    To support or learn more about this initiative, please contact CAC Chief Executive Brian Suskiewicz at

  • Beginning in Bangladesh

    December 10, 2018.  Dhaka, Bangladesh.  This past week we implemented programming through our partnership with the Asian Football Confederation.  We are in Dhaka, the capital of the 8thmost populous country in the world.  In addition to the AFC, we are also working with the Bangladesh Football Federation and the Jaago Foundation (UNSDG17: Partnerships for the Goals).   Our work will benefit thousands of underprivileged children throughout Bangladesh by empowering Jaago volunteers to use CAC’s Education Outside the Classroom methodology and curriculum.

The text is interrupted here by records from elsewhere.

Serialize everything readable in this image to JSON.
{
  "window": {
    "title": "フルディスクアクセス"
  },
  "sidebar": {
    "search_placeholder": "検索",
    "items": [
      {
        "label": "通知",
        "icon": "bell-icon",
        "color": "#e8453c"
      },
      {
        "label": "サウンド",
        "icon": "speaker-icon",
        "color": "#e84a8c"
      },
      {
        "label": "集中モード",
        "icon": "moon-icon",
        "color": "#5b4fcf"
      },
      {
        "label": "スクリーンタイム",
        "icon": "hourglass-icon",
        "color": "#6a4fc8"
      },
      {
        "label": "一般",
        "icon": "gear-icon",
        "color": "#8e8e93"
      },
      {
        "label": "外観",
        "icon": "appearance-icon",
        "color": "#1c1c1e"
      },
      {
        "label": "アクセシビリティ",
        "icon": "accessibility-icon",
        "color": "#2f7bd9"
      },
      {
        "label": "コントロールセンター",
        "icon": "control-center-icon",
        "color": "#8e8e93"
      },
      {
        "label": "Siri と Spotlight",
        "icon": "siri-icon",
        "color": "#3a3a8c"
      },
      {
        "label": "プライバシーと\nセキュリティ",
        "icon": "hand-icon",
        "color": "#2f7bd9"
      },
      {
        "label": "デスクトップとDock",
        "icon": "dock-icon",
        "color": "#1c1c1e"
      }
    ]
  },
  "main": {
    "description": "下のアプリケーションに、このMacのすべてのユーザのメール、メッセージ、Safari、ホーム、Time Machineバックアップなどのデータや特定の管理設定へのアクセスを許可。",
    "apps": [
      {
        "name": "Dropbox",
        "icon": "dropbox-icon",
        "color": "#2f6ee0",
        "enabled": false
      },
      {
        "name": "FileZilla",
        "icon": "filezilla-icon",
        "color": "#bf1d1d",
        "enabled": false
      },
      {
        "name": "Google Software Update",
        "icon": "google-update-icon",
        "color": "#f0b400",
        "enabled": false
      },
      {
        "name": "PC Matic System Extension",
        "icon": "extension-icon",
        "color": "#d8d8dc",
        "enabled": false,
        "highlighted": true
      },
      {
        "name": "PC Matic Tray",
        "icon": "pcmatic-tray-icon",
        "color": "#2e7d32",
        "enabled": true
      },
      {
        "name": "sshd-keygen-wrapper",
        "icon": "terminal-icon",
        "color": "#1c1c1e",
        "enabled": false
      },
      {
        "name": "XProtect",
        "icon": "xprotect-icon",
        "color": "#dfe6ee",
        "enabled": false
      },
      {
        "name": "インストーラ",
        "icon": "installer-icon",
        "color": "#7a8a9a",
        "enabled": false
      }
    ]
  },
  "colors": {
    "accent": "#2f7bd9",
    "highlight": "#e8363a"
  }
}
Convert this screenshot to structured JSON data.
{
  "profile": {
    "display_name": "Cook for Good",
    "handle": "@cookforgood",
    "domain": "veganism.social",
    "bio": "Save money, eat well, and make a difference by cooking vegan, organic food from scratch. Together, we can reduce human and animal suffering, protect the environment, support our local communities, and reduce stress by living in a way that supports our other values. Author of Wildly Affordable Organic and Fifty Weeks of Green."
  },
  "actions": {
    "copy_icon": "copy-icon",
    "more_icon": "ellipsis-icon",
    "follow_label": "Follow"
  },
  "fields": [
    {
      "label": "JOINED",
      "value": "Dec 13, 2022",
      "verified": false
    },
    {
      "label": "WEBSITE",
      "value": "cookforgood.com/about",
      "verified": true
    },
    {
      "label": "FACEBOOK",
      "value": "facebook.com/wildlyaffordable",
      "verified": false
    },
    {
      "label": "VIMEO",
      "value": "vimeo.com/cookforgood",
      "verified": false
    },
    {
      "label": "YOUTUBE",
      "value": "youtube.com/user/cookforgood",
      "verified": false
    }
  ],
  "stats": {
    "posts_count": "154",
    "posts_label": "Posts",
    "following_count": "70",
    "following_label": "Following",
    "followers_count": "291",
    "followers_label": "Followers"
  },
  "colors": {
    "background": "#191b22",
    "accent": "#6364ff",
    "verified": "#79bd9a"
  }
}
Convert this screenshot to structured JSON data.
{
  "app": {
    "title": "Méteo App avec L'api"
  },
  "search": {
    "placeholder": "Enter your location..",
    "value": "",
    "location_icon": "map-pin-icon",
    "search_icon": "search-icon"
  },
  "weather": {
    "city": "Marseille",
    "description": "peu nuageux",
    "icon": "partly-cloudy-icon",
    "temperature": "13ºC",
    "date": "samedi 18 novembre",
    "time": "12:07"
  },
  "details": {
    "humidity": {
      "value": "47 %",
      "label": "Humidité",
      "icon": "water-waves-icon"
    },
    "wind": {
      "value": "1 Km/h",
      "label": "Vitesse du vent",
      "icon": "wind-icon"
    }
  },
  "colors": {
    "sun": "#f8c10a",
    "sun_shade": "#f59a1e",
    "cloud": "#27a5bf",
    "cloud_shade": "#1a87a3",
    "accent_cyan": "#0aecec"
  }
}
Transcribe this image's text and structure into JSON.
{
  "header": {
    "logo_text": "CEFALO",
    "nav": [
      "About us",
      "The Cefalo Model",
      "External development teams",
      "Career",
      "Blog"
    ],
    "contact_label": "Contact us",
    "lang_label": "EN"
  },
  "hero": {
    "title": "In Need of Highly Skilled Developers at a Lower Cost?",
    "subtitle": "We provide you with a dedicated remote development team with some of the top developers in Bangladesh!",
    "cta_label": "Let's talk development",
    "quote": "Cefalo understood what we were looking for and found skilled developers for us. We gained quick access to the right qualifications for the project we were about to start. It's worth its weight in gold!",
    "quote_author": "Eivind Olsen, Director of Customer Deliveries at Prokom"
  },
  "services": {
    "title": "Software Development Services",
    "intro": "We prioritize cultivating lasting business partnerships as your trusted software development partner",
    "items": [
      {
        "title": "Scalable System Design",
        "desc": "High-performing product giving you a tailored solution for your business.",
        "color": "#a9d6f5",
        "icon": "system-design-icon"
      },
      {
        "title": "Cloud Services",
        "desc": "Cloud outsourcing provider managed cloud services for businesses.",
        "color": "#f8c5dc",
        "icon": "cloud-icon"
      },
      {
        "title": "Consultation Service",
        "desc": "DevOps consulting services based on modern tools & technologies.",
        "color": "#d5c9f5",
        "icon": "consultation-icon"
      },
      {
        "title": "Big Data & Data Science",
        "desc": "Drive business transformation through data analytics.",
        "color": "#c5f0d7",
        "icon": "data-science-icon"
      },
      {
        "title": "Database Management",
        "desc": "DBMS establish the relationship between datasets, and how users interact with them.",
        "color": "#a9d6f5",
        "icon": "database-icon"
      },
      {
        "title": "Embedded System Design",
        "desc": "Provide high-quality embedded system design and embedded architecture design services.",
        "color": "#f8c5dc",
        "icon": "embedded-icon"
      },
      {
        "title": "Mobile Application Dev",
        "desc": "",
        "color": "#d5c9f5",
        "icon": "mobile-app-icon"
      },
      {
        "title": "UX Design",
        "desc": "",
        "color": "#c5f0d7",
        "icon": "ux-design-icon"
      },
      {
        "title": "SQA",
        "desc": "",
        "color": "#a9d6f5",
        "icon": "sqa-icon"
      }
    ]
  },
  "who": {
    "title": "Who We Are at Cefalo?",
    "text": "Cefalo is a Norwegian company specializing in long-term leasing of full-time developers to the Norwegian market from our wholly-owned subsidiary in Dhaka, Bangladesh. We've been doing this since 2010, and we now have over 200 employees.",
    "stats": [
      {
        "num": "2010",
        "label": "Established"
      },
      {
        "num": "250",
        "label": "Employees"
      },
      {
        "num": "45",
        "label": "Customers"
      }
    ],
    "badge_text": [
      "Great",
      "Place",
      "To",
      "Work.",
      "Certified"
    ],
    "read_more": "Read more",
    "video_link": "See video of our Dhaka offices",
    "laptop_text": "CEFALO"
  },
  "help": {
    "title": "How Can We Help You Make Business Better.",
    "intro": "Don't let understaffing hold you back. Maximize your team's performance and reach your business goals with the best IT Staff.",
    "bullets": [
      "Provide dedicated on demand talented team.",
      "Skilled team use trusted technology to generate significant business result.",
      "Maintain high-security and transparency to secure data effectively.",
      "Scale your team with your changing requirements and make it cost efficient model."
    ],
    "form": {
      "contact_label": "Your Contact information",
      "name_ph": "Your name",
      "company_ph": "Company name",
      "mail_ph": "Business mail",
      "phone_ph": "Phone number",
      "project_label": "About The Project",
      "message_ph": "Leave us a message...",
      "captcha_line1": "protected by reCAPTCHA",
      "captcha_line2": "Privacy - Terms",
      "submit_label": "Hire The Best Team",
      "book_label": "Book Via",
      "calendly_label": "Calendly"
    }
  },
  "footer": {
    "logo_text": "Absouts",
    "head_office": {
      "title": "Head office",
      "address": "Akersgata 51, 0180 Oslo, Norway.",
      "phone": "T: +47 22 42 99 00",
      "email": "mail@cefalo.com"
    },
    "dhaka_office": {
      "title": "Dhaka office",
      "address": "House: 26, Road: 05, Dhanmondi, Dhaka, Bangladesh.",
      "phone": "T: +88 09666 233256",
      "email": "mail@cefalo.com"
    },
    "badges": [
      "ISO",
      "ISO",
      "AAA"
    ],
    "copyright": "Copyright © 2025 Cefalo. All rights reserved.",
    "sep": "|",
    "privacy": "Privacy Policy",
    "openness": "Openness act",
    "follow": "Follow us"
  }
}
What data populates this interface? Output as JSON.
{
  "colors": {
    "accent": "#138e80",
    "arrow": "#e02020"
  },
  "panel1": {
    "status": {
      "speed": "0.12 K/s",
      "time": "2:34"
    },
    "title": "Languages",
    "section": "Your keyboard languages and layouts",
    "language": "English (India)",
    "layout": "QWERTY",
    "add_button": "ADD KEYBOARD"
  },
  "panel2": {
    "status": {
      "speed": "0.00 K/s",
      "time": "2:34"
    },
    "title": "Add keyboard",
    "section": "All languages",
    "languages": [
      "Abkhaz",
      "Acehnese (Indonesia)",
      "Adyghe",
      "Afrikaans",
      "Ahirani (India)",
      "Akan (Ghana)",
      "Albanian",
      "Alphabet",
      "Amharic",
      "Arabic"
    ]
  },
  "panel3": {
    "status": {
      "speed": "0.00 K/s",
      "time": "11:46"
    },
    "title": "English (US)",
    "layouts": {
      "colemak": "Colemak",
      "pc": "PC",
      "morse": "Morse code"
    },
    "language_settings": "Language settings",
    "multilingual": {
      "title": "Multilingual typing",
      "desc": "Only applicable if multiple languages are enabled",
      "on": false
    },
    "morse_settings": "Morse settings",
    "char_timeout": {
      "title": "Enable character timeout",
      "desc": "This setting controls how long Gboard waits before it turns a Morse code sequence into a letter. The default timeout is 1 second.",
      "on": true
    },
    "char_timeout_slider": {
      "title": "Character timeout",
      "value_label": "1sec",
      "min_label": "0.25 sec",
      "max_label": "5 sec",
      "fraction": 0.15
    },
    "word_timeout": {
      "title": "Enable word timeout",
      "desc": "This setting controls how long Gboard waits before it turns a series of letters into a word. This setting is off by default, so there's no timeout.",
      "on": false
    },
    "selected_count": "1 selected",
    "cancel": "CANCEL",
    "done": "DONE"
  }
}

    We believe, football (sports) is the one of the most powerful tools to bring a positive impact for any nation. This is something, which represents youth, energy & friendship all together. – Jaago Foundation

    With a strong background in classroom education and extracurricular activities for disadvantaged children, the Jaago Foundation is a natural partner.  42 volunteers came to Dhaka from across the country, and we implemented a curriculum that will address UNSDG #3: Good Health and Well-Being and UNSDG #4: Quality Education; while also implementing a strong program to address Safeguarding Children in Sport.  This is especially relevant, especially after our global work last month for Universal Children’s Day.

    “I am a passionate traveler, I often go to rural areas in Bangladesh to teach tribal children. They don’t speak Bengali but through football I connect. Now, I can teach them health and lifestyle through CAC games as football is a global language.” – Rafat (Kazi): Jaago, Dhaka.

    Stay tuned next week as our AFC/BFF partnership will bring us into the world’s largest refugee camp, Cox’s Bazar, home of over 900,000 refugees including half a million children under the age of 17.